Overhead costs explode under PPACA.
AS IS BECOMING clear, there's nothing cheap about affordable health insurance for the masses. Defining the actual cost to insurers and others has been a tricky matter. Now, someone has put a number on the Patient Protection and Affordable Care Act's overhead.
Health Affairs Blog has produced a study based on numbers provided by the Centers for Medicare and Medicaid Services that estimates that private and government overhead directly attributable to the Patient Protection and Affordable Care Act will add an average of 20 percent per year to that cost.
In total dollars, the blog's study estimates, overhead will have added $273 billion by 2022.
The biggest jump came last year, of course, when overhead for private and government services related to PPACA rose by 45 percent. This year, the study says PPACA additional overhead will hit nearly 33 percent. By 2017, the study's calculations say, annual PPACA overhead cost will begin to settle into a pattern of about 20 percent per year. In raw dollars, that's more than $30 billion a year.
The study also calculated the annual overhead cost per newly insured individual. While that number will vary somewhat, the estimated average is $1,375 a year.
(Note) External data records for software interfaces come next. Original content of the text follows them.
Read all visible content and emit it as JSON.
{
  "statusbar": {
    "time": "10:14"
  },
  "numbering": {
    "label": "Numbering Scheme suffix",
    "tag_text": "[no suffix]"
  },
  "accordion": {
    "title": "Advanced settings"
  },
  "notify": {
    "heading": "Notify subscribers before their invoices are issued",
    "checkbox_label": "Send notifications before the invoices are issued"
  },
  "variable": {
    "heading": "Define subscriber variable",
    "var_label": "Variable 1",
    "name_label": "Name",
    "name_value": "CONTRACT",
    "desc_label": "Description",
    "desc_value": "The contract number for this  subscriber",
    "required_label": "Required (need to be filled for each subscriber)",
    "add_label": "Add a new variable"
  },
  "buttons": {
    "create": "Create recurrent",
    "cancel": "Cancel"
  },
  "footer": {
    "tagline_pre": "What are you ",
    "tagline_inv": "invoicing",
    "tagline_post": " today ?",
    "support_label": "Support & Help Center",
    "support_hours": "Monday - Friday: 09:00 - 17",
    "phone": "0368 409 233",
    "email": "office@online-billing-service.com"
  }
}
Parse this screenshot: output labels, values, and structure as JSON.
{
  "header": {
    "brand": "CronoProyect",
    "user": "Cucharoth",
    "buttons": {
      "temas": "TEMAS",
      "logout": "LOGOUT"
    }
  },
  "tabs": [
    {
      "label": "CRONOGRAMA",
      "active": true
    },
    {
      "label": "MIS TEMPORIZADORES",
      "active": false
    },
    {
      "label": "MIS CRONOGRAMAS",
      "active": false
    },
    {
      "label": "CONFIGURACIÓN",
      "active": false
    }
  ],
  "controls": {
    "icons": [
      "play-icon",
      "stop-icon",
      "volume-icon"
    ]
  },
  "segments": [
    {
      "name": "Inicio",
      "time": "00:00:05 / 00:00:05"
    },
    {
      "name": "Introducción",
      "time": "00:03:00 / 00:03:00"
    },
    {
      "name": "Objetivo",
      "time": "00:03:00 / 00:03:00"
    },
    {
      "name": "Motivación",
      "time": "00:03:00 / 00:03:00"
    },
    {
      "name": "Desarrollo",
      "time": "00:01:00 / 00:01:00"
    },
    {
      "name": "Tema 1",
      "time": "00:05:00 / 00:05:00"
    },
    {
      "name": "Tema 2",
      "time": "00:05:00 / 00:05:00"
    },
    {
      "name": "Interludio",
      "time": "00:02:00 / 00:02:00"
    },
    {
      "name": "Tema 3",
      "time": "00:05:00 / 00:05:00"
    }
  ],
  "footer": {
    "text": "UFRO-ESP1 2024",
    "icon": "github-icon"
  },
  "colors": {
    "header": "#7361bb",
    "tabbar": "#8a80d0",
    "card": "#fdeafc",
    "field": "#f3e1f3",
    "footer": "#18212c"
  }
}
"Most of this soaring private insurance overhead is attributable to rising enrollment in private plans, which carry high costs for administration and profit," write the authors, David Himmelstein and Steffie Woolhandler. "The rest reflects the costs of running the exchanges, which serve as brokers for the new private coverage and will be funded (after initial startup costs) by surcharges on exchange plans' premiums."